**What you are asked to do:**
Wherever a line of the records contains "Создал", copy that line.

**Material for this task:**
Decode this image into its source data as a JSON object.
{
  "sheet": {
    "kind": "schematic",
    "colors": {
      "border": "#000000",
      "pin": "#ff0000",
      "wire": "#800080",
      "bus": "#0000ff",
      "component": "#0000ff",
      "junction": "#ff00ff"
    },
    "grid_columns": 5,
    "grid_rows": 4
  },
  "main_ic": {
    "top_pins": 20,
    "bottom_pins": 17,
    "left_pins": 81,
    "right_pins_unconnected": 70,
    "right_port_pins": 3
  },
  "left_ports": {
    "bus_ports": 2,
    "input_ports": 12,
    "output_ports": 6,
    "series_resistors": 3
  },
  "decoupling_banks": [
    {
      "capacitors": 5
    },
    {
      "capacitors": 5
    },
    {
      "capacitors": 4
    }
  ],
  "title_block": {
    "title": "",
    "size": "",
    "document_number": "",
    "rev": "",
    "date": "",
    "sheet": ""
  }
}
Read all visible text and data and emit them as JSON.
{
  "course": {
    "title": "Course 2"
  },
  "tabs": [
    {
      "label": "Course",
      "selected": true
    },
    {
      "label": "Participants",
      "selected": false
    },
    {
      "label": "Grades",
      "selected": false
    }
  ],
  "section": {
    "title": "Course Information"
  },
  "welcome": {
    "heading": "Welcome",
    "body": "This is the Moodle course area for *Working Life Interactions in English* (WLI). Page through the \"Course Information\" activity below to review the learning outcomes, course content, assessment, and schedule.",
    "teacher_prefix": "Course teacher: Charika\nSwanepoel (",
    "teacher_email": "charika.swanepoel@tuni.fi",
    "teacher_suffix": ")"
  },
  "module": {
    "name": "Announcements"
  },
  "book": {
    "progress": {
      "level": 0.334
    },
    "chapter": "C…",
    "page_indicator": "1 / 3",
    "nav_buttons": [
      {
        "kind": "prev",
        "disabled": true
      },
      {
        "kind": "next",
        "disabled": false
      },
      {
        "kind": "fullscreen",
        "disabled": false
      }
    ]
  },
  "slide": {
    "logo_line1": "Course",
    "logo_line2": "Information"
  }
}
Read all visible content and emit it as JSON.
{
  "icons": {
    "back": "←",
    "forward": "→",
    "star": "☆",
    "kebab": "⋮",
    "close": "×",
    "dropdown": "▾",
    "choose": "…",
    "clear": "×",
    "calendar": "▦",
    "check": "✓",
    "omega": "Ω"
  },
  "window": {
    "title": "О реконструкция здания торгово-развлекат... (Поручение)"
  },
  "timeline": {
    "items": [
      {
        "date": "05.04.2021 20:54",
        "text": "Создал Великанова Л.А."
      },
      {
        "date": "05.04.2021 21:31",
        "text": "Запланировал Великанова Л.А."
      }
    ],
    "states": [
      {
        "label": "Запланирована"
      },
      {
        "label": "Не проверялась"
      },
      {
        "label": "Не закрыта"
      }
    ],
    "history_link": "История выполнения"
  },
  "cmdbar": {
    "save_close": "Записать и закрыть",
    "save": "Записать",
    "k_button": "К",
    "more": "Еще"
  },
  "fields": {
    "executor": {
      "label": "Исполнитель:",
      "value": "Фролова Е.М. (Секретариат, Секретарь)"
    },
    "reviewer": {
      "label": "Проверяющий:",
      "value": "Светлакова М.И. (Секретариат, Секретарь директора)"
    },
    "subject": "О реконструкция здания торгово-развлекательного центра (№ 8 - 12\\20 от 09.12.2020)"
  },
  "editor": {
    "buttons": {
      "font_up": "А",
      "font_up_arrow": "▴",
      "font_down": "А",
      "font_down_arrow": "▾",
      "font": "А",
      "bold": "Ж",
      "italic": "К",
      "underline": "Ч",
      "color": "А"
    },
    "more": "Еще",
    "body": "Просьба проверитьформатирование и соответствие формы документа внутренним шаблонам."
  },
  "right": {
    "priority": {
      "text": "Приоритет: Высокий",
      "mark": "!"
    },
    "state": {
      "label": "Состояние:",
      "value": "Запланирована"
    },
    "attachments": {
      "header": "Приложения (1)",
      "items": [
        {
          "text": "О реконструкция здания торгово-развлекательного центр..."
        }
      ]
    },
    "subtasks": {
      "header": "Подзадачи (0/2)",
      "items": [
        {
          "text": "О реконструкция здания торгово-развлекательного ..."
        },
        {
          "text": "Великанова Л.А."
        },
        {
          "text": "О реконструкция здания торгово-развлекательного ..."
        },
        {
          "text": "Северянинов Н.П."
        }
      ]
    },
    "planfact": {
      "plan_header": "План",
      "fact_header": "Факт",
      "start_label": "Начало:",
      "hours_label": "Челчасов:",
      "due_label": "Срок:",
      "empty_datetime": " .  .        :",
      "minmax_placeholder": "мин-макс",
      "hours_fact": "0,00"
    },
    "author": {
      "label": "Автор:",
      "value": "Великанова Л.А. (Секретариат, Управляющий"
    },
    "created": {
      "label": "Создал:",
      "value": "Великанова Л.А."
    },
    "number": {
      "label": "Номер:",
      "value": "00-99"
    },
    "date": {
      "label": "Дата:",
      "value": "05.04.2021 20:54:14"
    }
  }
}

**Response:**
        "text": "Создал Великанова Л.А."
      "label": "Создал:",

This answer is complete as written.